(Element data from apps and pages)

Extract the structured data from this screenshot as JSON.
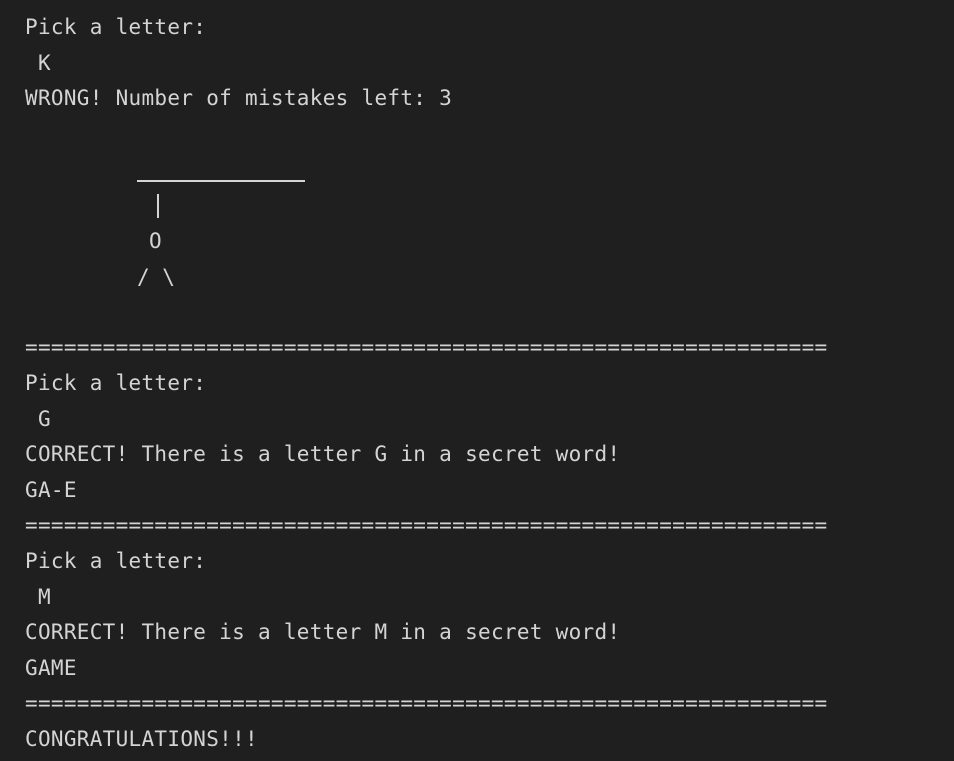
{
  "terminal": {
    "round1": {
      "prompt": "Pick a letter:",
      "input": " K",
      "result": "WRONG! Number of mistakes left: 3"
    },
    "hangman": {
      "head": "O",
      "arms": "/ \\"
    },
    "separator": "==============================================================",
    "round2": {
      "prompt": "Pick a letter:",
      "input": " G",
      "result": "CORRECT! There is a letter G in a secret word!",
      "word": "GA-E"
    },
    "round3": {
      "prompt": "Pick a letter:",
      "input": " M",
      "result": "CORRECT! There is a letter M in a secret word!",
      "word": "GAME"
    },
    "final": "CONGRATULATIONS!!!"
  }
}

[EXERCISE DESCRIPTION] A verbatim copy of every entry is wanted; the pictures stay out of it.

[SOLUTION TO THIS EXERCISE]
Extract the structured data from this screenshot as JSON.
{
  "terminal": {
    "round1": {
      "prompt": "Pick a letter:",
      "input": " K",
      "result": "WRONG! Number of mistakes left: 3"
    },
    "hangman": {
      "head": "O",
      "arms": "/ \\"
    },
    "separator": "==============================================================",
    "round2": {
      "prompt": "Pick a letter:",
      "input": " G",
      "result": "CORRECT! There is a letter G in a secret word!",
      "word": "GA-E"
    },
    "round3": {
      "prompt": "Pick a letter:",
      "input": " M",
      "result": "CORRECT! There is a letter M in a secret word!",
      "word": "GAME"
    },
    "final": "CONGRATULATIONS!!!"
  }
}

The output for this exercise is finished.